Mom story: My crafting saved us
Through setbacks and struggles, Karyn Ranzau, 38, of Louisville, Kentucky, kept a positive outlook and brainstormed to change her family’s lives for the better. With grit, she turned her ribbon crafting talent into a global business.
Why I tied ribbons during trying times
Through setbacks and struggles, Karyn Ranzau, 38, of Louisville, Kentucky, kept a positive outlook and brainstormed to change her family's lives for the better. With grit, she turned her ribbon crafting talent into a global business.
By Karyn Ranzau
as told to Julie Weingarden Dubin
Ten years ago, my husband Rob and I found out that I was pregnant. We couldn't wait for this new phase in our lives. But that's when the bottom started to fall out. We learned that the factory where we both worked was closing.
We went from not worrying about money to wondering how we were going to pay for food. We decided to move from Massachusetts to Louisville, Kentucky, where I had family.
Rob was out of work for nine months when our son was born. When he started working, the jobs were commission only. Our finances were tight and a lot of meals were supplemented by our parents.
Two years later, we had a baby girl, and despite our financial stress, I longed to buy my infant daughter a pretty hair bow because she was often mistaken for a boy in her brother's hand-me-downs. I agonized over spending $12 on six colors of ribbon, hoping Rob wouldn't find out I went over our budget, but I knew I could make cute ribbons cheaper than the ones I saw at stores.
Money, stress and sickness
I've had ulcerative colitis since I was 12 and proper eating was crucial. With our limited budget, we were dealing with cheaper foods and not a lot of fresh produce. My condition got worse. My treatments of steroids, combined with two pregnancies and poor eating habits left me with about 100 extra pounds.
When I was 33, I was diagnosed with rheumatoid arthritis. The doctors found a treatment that treated both the ulcerative colitis and arthritis together. When the joint problems were under control, I was able to start walking a little every day. Our parents helped with the food budget so we could upgrade our eating habits. Our generous friends had us over for dinner often.
It took 2 ½ years, but with the ulcerative colitis under control and no joint pain, I lost 85 pounds.
Building a bow business
While trying to get my health back on track, I created hair bows. I posted pictures online, approached stores in Louisville, showed off my designs at craft shows, and before I knew it I was filling orders. I just kept making bows until my fingers hurt. It was like I knew the bows would turn our lives around.
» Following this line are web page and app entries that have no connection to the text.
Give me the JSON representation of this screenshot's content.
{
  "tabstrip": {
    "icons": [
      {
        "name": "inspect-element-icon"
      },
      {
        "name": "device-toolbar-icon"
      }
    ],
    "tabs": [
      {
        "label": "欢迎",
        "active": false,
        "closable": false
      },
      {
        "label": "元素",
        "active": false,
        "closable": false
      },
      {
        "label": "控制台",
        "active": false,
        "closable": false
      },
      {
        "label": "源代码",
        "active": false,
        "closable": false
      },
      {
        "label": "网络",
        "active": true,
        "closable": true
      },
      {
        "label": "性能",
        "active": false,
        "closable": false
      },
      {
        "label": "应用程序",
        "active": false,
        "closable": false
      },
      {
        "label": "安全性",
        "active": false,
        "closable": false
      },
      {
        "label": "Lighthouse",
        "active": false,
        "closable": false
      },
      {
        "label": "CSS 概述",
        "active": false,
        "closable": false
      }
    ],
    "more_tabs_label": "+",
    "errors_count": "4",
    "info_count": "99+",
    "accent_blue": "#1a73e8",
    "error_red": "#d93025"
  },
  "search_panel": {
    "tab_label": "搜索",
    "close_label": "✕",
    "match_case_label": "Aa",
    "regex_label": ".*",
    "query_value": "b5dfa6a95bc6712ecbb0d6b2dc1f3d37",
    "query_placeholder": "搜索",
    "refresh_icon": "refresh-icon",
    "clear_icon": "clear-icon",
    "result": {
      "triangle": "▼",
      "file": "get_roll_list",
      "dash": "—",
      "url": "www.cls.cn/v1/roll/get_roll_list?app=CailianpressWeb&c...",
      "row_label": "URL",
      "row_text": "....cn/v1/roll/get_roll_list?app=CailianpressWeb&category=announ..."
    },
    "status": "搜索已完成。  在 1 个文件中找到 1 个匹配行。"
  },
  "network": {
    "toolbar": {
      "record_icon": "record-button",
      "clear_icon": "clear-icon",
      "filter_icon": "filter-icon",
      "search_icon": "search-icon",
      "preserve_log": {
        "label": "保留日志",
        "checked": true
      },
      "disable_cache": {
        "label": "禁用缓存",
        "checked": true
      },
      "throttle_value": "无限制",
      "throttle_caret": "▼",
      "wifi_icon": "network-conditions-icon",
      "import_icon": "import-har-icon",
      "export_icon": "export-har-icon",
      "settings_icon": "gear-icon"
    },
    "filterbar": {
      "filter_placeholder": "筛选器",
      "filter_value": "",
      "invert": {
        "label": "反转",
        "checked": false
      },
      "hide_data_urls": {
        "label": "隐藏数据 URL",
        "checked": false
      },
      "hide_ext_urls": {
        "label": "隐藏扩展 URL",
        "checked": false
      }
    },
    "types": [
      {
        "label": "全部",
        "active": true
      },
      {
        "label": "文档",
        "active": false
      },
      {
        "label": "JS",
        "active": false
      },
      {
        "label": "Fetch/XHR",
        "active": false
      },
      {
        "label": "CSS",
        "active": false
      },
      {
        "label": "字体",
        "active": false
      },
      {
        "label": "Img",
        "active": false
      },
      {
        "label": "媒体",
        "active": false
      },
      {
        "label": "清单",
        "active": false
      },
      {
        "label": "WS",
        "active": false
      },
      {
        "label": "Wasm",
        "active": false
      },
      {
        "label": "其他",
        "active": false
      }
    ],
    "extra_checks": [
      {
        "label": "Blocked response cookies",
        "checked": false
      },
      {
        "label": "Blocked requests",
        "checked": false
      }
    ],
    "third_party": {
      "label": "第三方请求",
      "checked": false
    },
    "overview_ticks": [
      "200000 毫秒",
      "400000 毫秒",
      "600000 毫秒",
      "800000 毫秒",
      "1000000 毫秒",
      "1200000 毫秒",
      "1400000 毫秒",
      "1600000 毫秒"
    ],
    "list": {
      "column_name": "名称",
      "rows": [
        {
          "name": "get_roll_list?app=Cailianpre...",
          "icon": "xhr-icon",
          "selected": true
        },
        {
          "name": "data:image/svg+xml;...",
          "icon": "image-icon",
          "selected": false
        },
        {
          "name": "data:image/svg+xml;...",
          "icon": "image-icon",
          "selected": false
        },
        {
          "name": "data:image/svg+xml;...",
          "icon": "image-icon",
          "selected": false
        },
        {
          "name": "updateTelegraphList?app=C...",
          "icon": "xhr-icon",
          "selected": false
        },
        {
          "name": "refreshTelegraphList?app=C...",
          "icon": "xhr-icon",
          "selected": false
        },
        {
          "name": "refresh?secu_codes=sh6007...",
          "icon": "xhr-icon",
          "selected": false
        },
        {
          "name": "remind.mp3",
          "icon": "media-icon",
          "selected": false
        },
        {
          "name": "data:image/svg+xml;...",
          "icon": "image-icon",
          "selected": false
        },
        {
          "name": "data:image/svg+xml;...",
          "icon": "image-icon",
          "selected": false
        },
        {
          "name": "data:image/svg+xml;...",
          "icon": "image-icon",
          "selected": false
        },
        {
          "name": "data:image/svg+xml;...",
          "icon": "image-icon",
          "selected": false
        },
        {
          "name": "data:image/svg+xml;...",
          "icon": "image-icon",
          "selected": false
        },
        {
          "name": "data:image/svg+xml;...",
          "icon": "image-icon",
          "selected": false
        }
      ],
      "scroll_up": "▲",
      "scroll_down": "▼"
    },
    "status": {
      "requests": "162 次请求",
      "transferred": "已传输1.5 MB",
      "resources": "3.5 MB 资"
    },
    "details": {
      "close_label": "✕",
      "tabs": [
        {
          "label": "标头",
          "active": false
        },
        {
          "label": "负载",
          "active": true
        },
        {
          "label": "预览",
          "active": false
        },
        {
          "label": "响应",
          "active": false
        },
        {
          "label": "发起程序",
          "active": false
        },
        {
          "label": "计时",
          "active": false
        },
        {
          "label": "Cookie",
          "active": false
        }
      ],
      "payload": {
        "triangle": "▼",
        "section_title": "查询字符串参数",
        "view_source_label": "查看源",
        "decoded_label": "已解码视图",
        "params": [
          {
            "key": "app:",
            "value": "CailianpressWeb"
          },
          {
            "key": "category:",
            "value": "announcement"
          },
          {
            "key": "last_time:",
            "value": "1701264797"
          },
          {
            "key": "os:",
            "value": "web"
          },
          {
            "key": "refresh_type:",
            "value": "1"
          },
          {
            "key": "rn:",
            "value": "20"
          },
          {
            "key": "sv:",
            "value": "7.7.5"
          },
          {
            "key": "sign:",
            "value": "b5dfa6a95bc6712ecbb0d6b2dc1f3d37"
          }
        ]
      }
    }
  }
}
The demand for my bows grew to the point that I couldn't keep up with it. I needed a way to create the bows faster so that other people could help make them. My background as a structural design engineer came into play. I figured out the angles needed and designed my first template. We used them for a while and then realized we should be selling the templates instead of the bows! From that point I applied for patents and found a manufacturer. With the bows still selling really well, we were able to get small business loans to help with the cost of the minimum order.
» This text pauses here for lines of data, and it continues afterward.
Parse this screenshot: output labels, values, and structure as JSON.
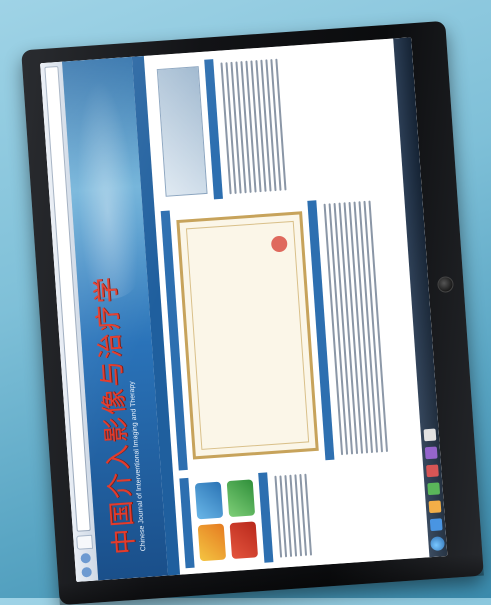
{
  "scene": {
    "subject": "monitor",
    "colors": {
      "background": "#7fc0d8",
      "bezel": "#121316",
      "banner": "#2a73b9",
      "logo_red": "#e23c2d",
      "taskbar": "#1c2b3e"
    }
  },
  "website": {
    "logo_text": "中国介入影像与治疗学",
    "logo_subtitle": "Chinese Journal of Interventional Imaging and Therapy"
  },
  "icons": {
    "power": "power-button-icon",
    "start": "windows-start-icon"
  }
}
Today, my kids are ages 9 and 7 and I own 2,500 rolls of ribbon and an international manufacturing company, Little Pink Ladybug. I don't make many bows anymore -- I teach people how to make them themselves with a craft kit I invented. That $12 ribbon I almost didn't buy was the best money I ever spent.
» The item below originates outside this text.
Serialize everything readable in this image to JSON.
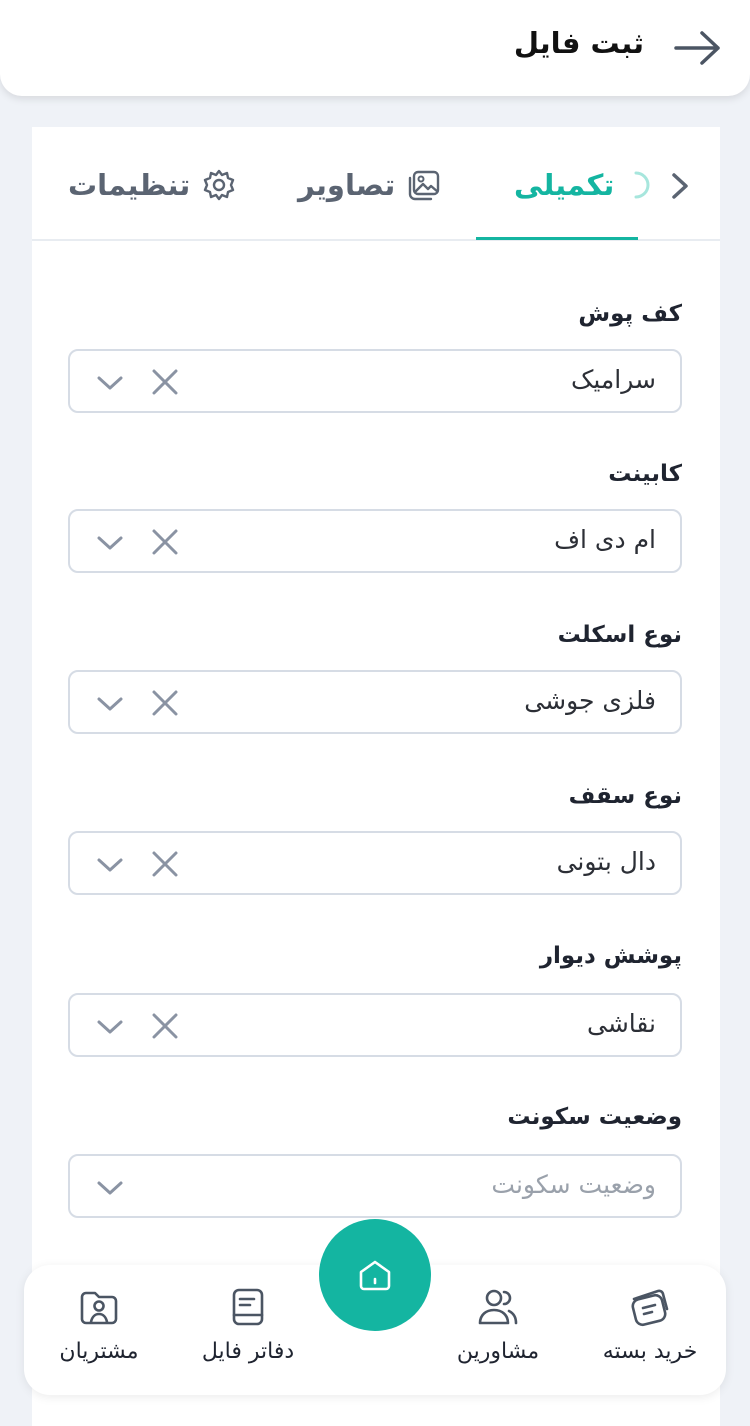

Every minute with your children is precious. The secret to happiness is family and friends. Things will never be perfect, but your outlook changes everything.